De Bono’s book caught my eye because the methods I’ve already learnt from him: mind mapping, and the “six thinking hats” have become an integral part of the way I work, and the tools that I pass on to others as a trainer and coach, and also as a facilitator. So I was curious as to what other lasting approaches I might learn from him in that vein.

The book proved to be a veritable treasure trove and I was delighted to discover that the term for another skill that I’ve enjoyed for years “lateral thinking” is actually one that he coined!

Facilitating workshops

One of the activities I particularly enjoy is facilitating workshops. This is when I create an environment where people have the time, the comfort, and the tools to really think about how they are approaching their work, and how they can do so in a more enjoyable and productive way.

De Bono’s “Thinking Course” is all about developing our skill in thinking, so that we are more conscious of which approaches we are using, how we are using them, and how we could use them more effectively in any given situation. As he says, it’s a bit like practising a sport where we might have a choice about which golf club, tennis stroke, or volleyball position to adopt to achieve the desired result.

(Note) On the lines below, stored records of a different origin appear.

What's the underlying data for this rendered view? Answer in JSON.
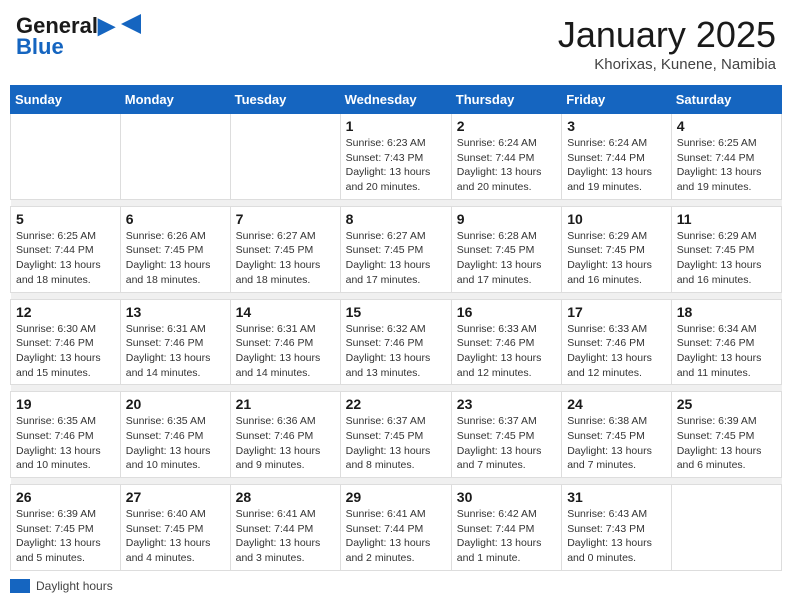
{
  "header": {
    "logo_line1": "General",
    "logo_line2": "Blue",
    "title": "January 2025",
    "subtitle": "Khorixas, Kunene, Namibia"
  },
  "days_of_week": [
    "Sunday",
    "Monday",
    "Tuesday",
    "Wednesday",
    "Thursday",
    "Friday",
    "Saturday"
  ],
  "weeks": [
    [
      {
        "day": "",
        "info": ""
      },
      {
        "day": "",
        "info": ""
      },
      {
        "day": "",
        "info": ""
      },
      {
        "day": "1",
        "info": "Sunrise: 6:23 AM\nSunset: 7:43 PM\nDaylight: 13 hours\nand 20 minutes."
      },
      {
        "day": "2",
        "info": "Sunrise: 6:24 AM\nSunset: 7:44 PM\nDaylight: 13 hours\nand 20 minutes."
      },
      {
        "day": "3",
        "info": "Sunrise: 6:24 AM\nSunset: 7:44 PM\nDaylight: 13 hours\nand 19 minutes."
      },
      {
        "day": "4",
        "info": "Sunrise: 6:25 AM\nSunset: 7:44 PM\nDaylight: 13 hours\nand 19 minutes."
      }
    ],
    [
      {
        "day": "5",
        "info": "Sunrise: 6:25 AM\nSunset: 7:44 PM\nDaylight: 13 hours\nand 18 minutes."
      },
      {
        "day": "6",
        "info": "Sunrise: 6:26 AM\nSunset: 7:45 PM\nDaylight: 13 hours\nand 18 minutes."
      },
      {
        "day": "7",
        "info": "Sunrise: 6:27 AM\nSunset: 7:45 PM\nDaylight: 13 hours\nand 18 minutes."
      },
      {
        "day": "8",
        "info": "Sunrise: 6:27 AM\nSunset: 7:45 PM\nDaylight: 13 hours\nand 17 minutes."
      },
      {
        "day": "9",
        "info": "Sunrise: 6:28 AM\nSunset: 7:45 PM\nDaylight: 13 hours\nand 17 minutes."
      },
      {
        "day": "10",
        "info": "Sunrise: 6:29 AM\nSunset: 7:45 PM\nDaylight: 13 hours\nand 16 minutes."
      },
      {
        "day": "11",
        "info": "Sunrise: 6:29 AM\nSunset: 7:45 PM\nDaylight: 13 hours\nand 16 minutes."
      }
    ],
    [
      {
        "day": "12",
        "info": "Sunrise: 6:30 AM\nSunset: 7:46 PM\nDaylight: 13 hours\nand 15 minutes."
      },
      {
        "day": "13",
        "info": "Sunrise: 6:31 AM\nSunset: 7:46 PM\nDaylight: 13 hours\nand 14 minutes."
      },
      {
        "day": "14",
        "info": "Sunrise: 6:31 AM\nSunset: 7:46 PM\nDaylight: 13 hours\nand 14 minutes."
      },
      {
        "day": "15",
        "info": "Sunrise: 6:32 AM\nSunset: 7:46 PM\nDaylight: 13 hours\nand 13 minutes."
      },
      {
        "day": "16",
        "info": "Sunrise: 6:33 AM\nSunset: 7:46 PM\nDaylight: 13 hours\nand 12 minutes."
      },
      {
        "day": "17",
        "info": "Sunrise: 6:33 AM\nSunset: 7:46 PM\nDaylight: 13 hours\nand 12 minutes."
      },
      {
        "day": "18",
        "info": "Sunrise: 6:34 AM\nSunset: 7:46 PM\nDaylight: 13 hours\nand 11 minutes."
      }
    ],
    [
      {
        "day": "19",
        "info": "Sunrise: 6:35 AM\nSunset: 7:46 PM\nDaylight: 13 hours\nand 10 minutes."
      },
      {
        "day": "20",
        "info": "Sunrise: 6:35 AM\nSunset: 7:46 PM\nDaylight: 13 hours\nand 10 minutes."
      },
      {
        "day": "21",
        "info": "Sunrise: 6:36 AM\nSunset: 7:46 PM\nDaylight: 13 hours\nand 9 minutes."
      },
      {
        "day": "22",
        "info": "Sunrise: 6:37 AM\nSunset: 7:45 PM\nDaylight: 13 hours\nand 8 minutes."
      },
      {
        "day": "23",
        "info": "Sunrise: 6:37 AM\nSunset: 7:45 PM\nDaylight: 13 hours\nand 7 minutes."
      },
      {
        "day": "24",
        "info": "Sunrise: 6:38 AM\nSunset: 7:45 PM\nDaylight: 13 hours\nand 7 minutes."
      },
      {
        "day": "25",
        "info": "Sunrise: 6:39 AM\nSunset: 7:45 PM\nDaylight: 13 hours\nand 6 minutes."
      }
    ],
    [
      {
        "day": "26",
        "info": "Sunrise: 6:39 AM\nSunset: 7:45 PM\nDaylight: 13 hours\nand 5 minutes."
      },
      {
        "day": "27",
        "info": "Sunrise: 6:40 AM\nSunset: 7:45 PM\nDaylight: 13 hours\nand 4 minutes."
      },
      {
        "day": "28",
        "info": "Sunrise: 6:41 AM\nSunset: 7:44 PM\nDaylight: 13 hours\nand 3 minutes."
      },
      {
        "day": "29",
        "info": "Sunrise: 6:41 AM\nSunset: 7:44 PM\nDaylight: 13 hours\nand 2 minutes."
      },
      {
        "day": "30",
        "info": "Sunrise: 6:42 AM\nSunset: 7:44 PM\nDaylight: 13 hours\nand 1 minute."
      },
      {
        "day": "31",
        "info": "Sunrise: 6:43 AM\nSunset: 7:43 PM\nDaylight: 13 hours\nand 0 minutes."
      },
      {
        "day": "",
        "info": ""
      }
    ]
  ],
  "legend": {
    "label": "Daylight hours"
  }
}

The six thinking hats

De Bono’s “six thinking hats” (which incidentally is not mentioned, at least in the edition of the book that I read) is a good illustration of this more deliberate approach to thinking. It is somewhat of an introduction, and also a synopsis of some of the approaches in the Thinking Course, although the book also develops these approaches and others more fully.

Edward De Bono's Six Thinking Hats as they might be used

Edward De Bono’s Six Thinking Hats as they might be used

The “six thinking hats” encourage us to objectively consider what we already know (the white hat) and to exercise creative or divergent thinking to come up with new ideas (the green hat). With the yellow hat we look for the strengths of potential solutions, before narrowing down or converging the options by considering what won’t work (the black hat).  The red hat allows us to  consider our ‘gut feelings’. The sixth, blue, hat is like the director of the orchestra or the facilitator. It enables us to consider how we are thinking and whether we might like to think things through further or differently.

Become a flexible and creative thinker

In “The thinking course” De Bono encourages us to move beyond the traditional ‘for’ and ‘against’ confines of critical thinking, and the natural limitations of our perceptions and to engage our creativity. He provides lots of tools and exercises for approaches in addition to ‘lateral’ thinking. He suggests a framework for how people might set up “thinking clubs”, which is intriguing in his assertion of how much people can achieve in sequences of as little as 2-6 minutes of thinking.

The more creative and flexible thinking advocated by De Bono, and the techniques he suggests should be invaluable for problem solving, decision making, innovation, and thinking in general. I will certainly be adding them to my facilitator’s tool kit.

How could you make the most of your thinking?

Are you a facilitator and/or interested in how you and your team solve problems, make decisions and innovate?  What approach do you take to thinking things through?

About the author

Elisabeth Goodman is the Owner and Principal Consultant at RiverRhee Consulting, a consultancy that helps business teams and their managers to enhance their effectiveness for greater productivity and improved team morale. (We using coaching, training, mentoring and consulting in our work with our clients.)

Elisabeth founded RiverRhee Consulting just over 5 years ago, and prior to that had 25+ years’ experience in the Pharmaceutical Industry in line management and internal training and consultancy roles supporting Information Management and other business teams on a global basis. 

Elisabeth is accredited in Change Management, in Lean Sigma, in MBTI (Myers Briggs Type Indicator) and is an NLP (NeuroLinguistic Programming) Practitioner.  She is a member of CILIP (Chartered Institute for Library and Information Professionals) and of APM (Association for Project Management) where she leads the Capabilities & Methods pillar for the Enabling Change SIG.